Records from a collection
+++++

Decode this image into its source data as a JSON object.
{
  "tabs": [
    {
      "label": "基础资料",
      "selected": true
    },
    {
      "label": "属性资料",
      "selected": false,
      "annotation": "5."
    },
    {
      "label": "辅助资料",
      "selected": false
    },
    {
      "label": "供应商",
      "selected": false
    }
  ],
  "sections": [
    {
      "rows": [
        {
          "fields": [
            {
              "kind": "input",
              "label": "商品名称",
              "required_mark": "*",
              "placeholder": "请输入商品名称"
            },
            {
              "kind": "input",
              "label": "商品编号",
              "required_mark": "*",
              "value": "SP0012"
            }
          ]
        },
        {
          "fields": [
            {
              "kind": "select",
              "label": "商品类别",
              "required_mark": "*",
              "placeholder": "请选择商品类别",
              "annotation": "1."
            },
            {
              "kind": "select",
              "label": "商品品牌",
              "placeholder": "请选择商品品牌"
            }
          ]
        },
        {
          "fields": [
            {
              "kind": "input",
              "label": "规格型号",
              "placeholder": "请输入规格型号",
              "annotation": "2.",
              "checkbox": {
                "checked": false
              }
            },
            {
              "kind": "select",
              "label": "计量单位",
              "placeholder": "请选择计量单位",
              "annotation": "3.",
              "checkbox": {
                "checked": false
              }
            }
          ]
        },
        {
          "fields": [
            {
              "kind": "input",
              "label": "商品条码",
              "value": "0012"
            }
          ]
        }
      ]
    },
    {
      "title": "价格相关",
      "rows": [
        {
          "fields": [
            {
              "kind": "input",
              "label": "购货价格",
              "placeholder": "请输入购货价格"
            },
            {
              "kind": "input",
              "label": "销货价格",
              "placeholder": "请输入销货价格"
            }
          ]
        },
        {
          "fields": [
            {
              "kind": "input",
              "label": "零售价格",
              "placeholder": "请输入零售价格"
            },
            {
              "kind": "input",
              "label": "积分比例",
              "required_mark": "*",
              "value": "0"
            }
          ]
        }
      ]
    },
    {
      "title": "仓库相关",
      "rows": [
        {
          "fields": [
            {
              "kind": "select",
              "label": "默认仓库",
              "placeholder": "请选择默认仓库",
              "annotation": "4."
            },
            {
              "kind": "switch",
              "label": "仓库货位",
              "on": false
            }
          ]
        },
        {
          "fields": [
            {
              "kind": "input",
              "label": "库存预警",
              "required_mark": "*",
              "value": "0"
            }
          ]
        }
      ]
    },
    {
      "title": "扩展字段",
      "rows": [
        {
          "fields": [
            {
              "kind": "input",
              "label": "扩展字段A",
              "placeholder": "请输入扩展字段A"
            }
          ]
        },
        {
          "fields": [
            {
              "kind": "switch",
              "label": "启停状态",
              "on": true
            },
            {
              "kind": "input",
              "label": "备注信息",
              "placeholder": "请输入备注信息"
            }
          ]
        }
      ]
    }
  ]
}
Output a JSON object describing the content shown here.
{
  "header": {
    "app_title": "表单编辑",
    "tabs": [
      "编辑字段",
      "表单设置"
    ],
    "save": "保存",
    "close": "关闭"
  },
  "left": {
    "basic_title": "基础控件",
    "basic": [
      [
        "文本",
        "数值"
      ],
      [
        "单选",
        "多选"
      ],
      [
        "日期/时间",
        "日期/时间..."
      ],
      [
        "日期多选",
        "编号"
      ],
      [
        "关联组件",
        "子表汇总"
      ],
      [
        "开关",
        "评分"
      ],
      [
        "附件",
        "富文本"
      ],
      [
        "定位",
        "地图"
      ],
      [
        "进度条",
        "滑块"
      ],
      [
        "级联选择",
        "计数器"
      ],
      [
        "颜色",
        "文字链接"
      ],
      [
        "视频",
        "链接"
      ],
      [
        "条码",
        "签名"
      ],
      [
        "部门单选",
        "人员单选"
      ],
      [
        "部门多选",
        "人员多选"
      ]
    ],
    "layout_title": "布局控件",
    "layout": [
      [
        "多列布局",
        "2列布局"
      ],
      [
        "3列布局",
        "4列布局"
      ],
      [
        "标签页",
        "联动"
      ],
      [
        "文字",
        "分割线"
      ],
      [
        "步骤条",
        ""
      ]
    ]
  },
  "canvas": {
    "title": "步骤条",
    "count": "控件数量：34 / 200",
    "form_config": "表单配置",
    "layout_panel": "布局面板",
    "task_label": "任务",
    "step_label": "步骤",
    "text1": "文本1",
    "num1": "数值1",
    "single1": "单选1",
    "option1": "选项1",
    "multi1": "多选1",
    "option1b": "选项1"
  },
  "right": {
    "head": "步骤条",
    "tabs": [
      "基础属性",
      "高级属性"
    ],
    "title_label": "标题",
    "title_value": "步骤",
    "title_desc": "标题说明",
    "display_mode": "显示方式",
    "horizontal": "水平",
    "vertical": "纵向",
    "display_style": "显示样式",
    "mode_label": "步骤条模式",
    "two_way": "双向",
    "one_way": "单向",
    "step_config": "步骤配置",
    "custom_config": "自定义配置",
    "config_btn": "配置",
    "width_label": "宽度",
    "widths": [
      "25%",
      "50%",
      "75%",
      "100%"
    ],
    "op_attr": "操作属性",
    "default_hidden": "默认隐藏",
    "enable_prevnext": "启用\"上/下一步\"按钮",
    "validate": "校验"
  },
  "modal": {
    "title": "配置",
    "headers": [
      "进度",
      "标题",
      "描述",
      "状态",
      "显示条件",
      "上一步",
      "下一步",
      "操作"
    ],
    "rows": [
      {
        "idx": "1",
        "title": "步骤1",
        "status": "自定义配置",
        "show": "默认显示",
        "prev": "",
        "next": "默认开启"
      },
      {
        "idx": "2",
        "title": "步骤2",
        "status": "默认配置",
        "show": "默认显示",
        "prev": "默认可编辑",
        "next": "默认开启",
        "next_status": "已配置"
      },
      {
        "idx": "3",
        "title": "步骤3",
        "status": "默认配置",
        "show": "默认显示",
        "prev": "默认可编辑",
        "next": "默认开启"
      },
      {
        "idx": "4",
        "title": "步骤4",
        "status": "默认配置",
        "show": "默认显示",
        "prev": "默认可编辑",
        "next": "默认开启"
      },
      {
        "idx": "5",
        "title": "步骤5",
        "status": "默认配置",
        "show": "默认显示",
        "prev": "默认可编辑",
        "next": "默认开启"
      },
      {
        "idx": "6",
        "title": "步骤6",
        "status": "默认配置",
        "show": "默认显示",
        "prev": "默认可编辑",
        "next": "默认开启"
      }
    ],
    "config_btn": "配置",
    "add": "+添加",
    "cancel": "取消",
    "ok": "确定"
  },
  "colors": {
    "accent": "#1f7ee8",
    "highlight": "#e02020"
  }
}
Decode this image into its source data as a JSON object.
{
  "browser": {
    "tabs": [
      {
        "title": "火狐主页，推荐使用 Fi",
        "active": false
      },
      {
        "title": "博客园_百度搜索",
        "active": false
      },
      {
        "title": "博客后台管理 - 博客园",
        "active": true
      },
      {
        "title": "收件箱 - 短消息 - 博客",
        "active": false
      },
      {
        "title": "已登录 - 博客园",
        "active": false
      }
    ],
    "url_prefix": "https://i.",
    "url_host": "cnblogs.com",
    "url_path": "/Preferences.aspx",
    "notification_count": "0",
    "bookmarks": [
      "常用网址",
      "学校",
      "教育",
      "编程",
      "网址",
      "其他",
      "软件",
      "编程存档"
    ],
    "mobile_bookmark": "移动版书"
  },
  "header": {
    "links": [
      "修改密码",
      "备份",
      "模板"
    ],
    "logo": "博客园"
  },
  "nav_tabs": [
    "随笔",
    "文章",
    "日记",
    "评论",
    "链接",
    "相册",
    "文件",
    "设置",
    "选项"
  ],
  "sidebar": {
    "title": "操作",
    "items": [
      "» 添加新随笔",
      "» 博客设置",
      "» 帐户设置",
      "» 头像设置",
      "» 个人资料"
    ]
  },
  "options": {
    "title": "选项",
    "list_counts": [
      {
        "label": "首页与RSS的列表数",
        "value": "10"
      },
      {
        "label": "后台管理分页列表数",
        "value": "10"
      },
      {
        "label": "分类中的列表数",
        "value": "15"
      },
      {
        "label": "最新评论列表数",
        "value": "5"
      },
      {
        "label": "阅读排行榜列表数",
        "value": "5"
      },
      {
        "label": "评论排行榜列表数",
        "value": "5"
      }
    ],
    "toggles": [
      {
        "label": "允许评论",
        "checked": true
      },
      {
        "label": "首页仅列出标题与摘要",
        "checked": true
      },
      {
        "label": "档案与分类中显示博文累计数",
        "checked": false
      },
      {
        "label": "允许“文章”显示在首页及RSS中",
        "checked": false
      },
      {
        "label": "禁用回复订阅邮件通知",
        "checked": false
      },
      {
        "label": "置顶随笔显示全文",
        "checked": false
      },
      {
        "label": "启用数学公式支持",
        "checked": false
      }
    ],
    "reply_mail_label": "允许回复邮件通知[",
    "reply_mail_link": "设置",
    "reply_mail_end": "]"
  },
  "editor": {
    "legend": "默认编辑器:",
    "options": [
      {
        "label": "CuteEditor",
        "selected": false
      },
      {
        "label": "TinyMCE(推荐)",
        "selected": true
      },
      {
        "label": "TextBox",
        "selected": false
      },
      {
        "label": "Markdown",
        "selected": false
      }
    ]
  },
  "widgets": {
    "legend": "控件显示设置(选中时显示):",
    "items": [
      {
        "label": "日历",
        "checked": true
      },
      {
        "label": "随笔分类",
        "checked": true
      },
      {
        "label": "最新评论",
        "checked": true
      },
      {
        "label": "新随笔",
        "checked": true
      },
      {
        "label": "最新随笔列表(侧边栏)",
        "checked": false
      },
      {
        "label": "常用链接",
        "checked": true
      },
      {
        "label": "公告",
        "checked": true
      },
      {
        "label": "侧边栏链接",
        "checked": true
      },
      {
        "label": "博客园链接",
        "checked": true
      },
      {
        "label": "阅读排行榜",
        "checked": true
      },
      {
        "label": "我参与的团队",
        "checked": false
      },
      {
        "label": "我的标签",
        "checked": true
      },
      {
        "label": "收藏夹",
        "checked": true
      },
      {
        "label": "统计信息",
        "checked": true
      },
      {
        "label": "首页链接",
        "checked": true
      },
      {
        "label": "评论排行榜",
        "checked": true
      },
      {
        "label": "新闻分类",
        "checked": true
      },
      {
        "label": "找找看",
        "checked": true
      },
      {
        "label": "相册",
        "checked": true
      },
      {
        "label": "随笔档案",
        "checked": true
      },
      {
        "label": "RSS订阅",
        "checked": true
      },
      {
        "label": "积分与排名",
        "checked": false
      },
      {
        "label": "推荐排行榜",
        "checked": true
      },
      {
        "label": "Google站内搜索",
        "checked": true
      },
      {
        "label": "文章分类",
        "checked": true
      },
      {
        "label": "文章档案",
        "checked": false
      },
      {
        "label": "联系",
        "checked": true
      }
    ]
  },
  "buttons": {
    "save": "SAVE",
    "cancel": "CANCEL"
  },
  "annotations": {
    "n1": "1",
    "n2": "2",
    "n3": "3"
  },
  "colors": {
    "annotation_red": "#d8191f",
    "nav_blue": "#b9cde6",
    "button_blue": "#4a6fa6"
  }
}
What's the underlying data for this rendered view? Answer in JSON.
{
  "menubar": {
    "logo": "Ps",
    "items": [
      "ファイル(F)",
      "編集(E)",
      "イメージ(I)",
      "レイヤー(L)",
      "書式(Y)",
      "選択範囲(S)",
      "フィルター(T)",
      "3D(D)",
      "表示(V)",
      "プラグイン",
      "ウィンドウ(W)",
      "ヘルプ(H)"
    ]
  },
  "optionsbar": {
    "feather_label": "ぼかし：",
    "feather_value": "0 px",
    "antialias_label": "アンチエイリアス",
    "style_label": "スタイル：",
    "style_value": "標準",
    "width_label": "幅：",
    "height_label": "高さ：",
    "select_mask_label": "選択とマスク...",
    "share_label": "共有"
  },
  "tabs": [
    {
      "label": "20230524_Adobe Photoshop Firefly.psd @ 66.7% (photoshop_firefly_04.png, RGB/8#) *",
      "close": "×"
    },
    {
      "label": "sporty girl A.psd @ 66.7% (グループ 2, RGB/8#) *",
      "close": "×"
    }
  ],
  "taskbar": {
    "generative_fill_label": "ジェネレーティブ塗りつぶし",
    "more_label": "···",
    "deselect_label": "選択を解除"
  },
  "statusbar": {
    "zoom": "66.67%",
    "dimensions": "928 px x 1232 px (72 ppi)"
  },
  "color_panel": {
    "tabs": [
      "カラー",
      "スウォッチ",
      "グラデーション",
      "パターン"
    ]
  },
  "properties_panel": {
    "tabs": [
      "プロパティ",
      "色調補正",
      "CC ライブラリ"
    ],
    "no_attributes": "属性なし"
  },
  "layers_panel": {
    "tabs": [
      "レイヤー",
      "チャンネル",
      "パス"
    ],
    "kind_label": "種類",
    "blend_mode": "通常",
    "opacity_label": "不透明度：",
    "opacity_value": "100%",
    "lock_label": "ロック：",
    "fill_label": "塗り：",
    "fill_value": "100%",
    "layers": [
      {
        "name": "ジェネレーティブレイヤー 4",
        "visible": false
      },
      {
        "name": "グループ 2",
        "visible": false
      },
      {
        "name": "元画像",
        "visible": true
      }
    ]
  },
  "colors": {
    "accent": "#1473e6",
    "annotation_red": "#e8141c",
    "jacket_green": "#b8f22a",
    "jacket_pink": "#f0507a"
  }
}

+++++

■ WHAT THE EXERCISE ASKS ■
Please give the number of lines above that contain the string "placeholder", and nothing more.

■ REPLY ■
11